- Purpose and structure – from the outset, an employee should understand what why the review is happening, what will be covered and what are the long-term objectives
- Time for achievements – you should use the review to recognize an employee’s good work; it shouldn’t be entirely focused on areas to improve
- The right questions – they should be open-ended so employees feel free to share; they shouldn’t be leading and encourage certain answers
- Active listening and self-reflection – a manager should be open to feedback on their own performance or the company’s direction
- Constructive feedback – managers should demonstrate ways to improve, not just highlight areas of poor performance
- Evidence-led, not opinion-led – a manager’s personal feelings about an employee shouldn’t cloud their judgement; when commenting on their performance, they need to point to actual events
- Actions – both the manager and employee should know what’s expected of them after the review ends
How often are performance reviews conducted?
In the past, performance reveiws were annual events, closely tied to pay or promotion reviews. That model is increasingly being replaced by more regular reviews, held every 3 or 6 months. And the more formal review is partnered by ‘performance conversations’, more regular meetings between managers and employees.
What are the issues with performance reviews?
Some of the main criticisms of performance reviews are:
- It’s conducted too infrequently and allows issues to fester in between reviews
- It’s backward-looking and doesn’t help people perform better in the future
- It doesn’t take into account feedback from peers or direct reports, just managers
- There’s a lot of admin around running and recording reviews
There’s also a number of ways that feedback can be skewed against or in favor of employees:
- Employees who are well-liked by their manager are more likely to get good feedback
- Different managers’ personalities make it hard to compare teams – you can’t compare feedback from one team with a very tough manager, with one that is led by a more generous reviewer
- Employees that question their managers or challenge how things are done are more likely to get bad feedback
You can take steps to counter some of these biases by using AI technology, monitoring employee scores across teams to identify outliers, or training your raters to spot their own unconscious biases and how to ask the right questions.

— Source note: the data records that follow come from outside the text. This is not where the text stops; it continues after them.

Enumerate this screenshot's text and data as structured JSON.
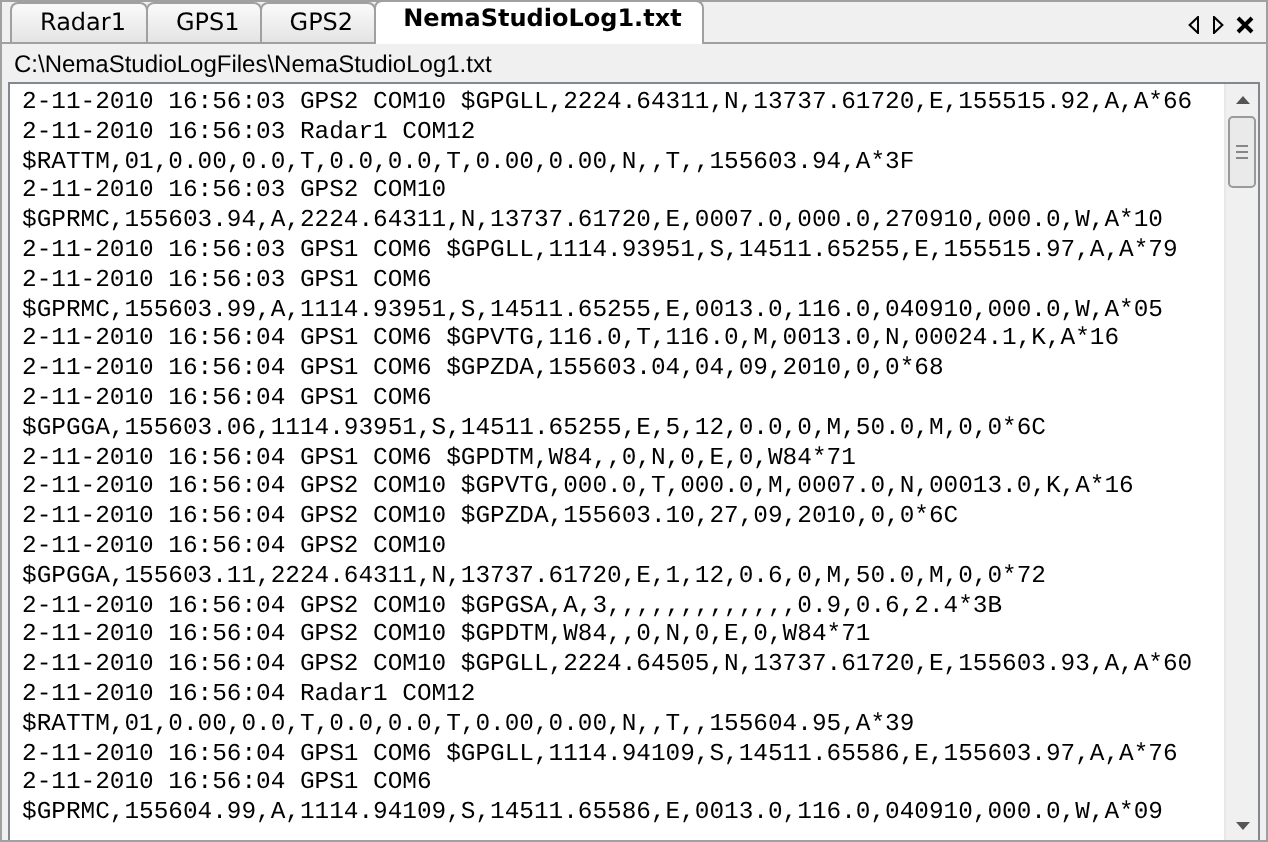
{
  "tabs": [
    {
      "label": "Radar1",
      "selected": false
    },
    {
      "label": "GPS1",
      "selected": false
    },
    {
      "label": "GPS2",
      "selected": false
    },
    {
      "label": "NemaStudioLog1.txt",
      "selected": true
    }
  ],
  "file_path": "C:\\NemaStudioLogFiles\\NemaStudioLog1.txt",
  "log_lines": [
    "2-11-2010 16:56:03 GPS2 COM10 $GPGLL,2224.64311,N,13737.61720,E,155515.92,A,A*66",
    "2-11-2010 16:56:03 Radar1 COM12",
    "$RATTM,01,0.00,0.0,T,0.0,0.0,T,0.00,0.00,N,,T,,155603.94,A*3F",
    "2-11-2010 16:56:03 GPS2 COM10",
    "$GPRMC,155603.94,A,2224.64311,N,13737.61720,E,0007.0,000.0,270910,000.0,W,A*10",
    "2-11-2010 16:56:03 GPS1 COM6 $GPGLL,1114.93951,S,14511.65255,E,155515.97,A,A*79",
    "2-11-2010 16:56:03 GPS1 COM6",
    "$GPRMC,155603.99,A,1114.93951,S,14511.65255,E,0013.0,116.0,040910,000.0,W,A*05",
    "2-11-2010 16:56:04 GPS1 COM6 $GPVTG,116.0,T,116.0,M,0013.0,N,00024.1,K,A*16",
    "2-11-2010 16:56:04 GPS1 COM6 $GPZDA,155603.04,04,09,2010,0,0*68",
    "2-11-2010 16:56:04 GPS1 COM6",
    "$GPGGA,155603.06,1114.93951,S,14511.65255,E,5,12,0.0,0,M,50.0,M,0,0*6C",
    "2-11-2010 16:56:04 GPS1 COM6 $GPDTM,W84,,0,N,0,E,0,W84*71",
    "2-11-2010 16:56:04 GPS2 COM10 $GPVTG,000.0,T,000.0,M,0007.0,N,00013.0,K,A*16",
    "2-11-2010 16:56:04 GPS2 COM10 $GPZDA,155603.10,27,09,2010,0,0*6C",
    "2-11-2010 16:56:04 GPS2 COM10",
    "$GPGGA,155603.11,2224.64311,N,13737.61720,E,1,12,0.6,0,M,50.0,M,0,0*72",
    "2-11-2010 16:56:04 GPS2 COM10 $GPGSA,A,3,,,,,,,,,,,,,0.9,0.6,2.4*3B",
    "2-11-2010 16:56:04 GPS2 COM10 $GPDTM,W84,,0,N,0,E,0,W84*71",
    "2-11-2010 16:56:04 GPS2 COM10 $GPGLL,2224.64505,N,13737.61720,E,155603.93,A,A*60",
    "2-11-2010 16:56:04 Radar1 COM12",
    "$RATTM,01,0.00,0.0,T,0.0,0.0,T,0.00,0.00,N,,T,,155604.95,A*39",
    "2-11-2010 16:56:04 GPS1 COM6 $GPGLL,1114.94109,S,14511.65586,E,155603.97,A,A*76",
    "2-11-2010 16:56:04 GPS1 COM6",
    "$GPRMC,155604.99,A,1114.94109,S,14511.65586,E,0013.0,116.0,040910,000.0,W,A*09"
  ]
}
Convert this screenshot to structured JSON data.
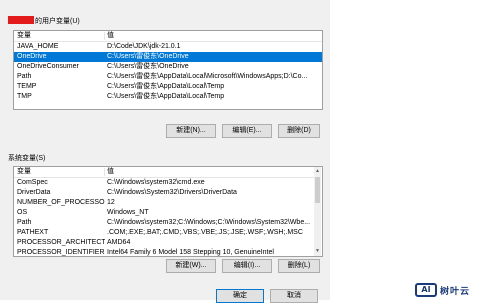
{
  "user_section": {
    "title_suffix": "的用户变量(U)",
    "col_variable": "变量",
    "col_value": "值",
    "rows": [
      {
        "name": "JAVA_HOME",
        "value": "D:\\Code\\JDK\\jdk-21.0.1"
      },
      {
        "name": "OneDrive",
        "value": "C:\\Users\\雷俊东\\OneDrive"
      },
      {
        "name": "OneDriveConsumer",
        "value": "C:\\Users\\雷俊东\\OneDrive"
      },
      {
        "name": "Path",
        "value": "C:\\Users\\雷俊东\\AppData\\Local\\Microsoft\\WindowsApps;D:\\Co..."
      },
      {
        "name": "TEMP",
        "value": "C:\\Users\\雷俊东\\AppData\\Local\\Temp"
      },
      {
        "name": "TMP",
        "value": "C:\\Users\\雷俊东\\AppData\\Local\\Temp"
      }
    ],
    "selected_index": 1,
    "buttons": {
      "new": "新建(N)...",
      "edit": "编辑(E)...",
      "delete": "删除(D)"
    }
  },
  "system_section": {
    "title": "系统变量(S)",
    "col_variable": "变量",
    "col_value": "值",
    "rows": [
      {
        "name": "ComSpec",
        "value": "C:\\Windows\\system32\\cmd.exe"
      },
      {
        "name": "DriverData",
        "value": "C:\\Windows\\System32\\Drivers\\DriverData"
      },
      {
        "name": "NUMBER_OF_PROCESSORS",
        "value": "12"
      },
      {
        "name": "OS",
        "value": "Windows_NT"
      },
      {
        "name": "Path",
        "value": "C:\\Windows\\system32;C:\\Windows;C:\\Windows\\System32\\Wbe..."
      },
      {
        "name": "PATHEXT",
        "value": ".COM;.EXE;.BAT;.CMD;.VBS;.VBE;.JS;.JSE;.WSF;.WSH;.MSC"
      },
      {
        "name": "PROCESSOR_ARCHITECTURE",
        "value": "AMD64"
      },
      {
        "name": "PROCESSOR_IDENTIFIER",
        "value": "Intel64 Family 6 Model 158 Stepping 10, GenuineIntel"
      }
    ],
    "buttons": {
      "new": "新建(W)...",
      "edit": "编辑(I)...",
      "delete": "删除(L)"
    }
  },
  "footer": {
    "ok": "确定",
    "cancel": "取消"
  },
  "watermark": {
    "logo": "AI",
    "text": "树叶云"
  },
  "colors": {
    "selection": "#0078d7",
    "redaction": "#e41b1b"
  }
}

If you’d like to see how you can run 360 Feedback surveys with Qualtrics’ 360-degree feedback software, request a demo today. If you want to learn more about 360 feedback programs, download our eBook below.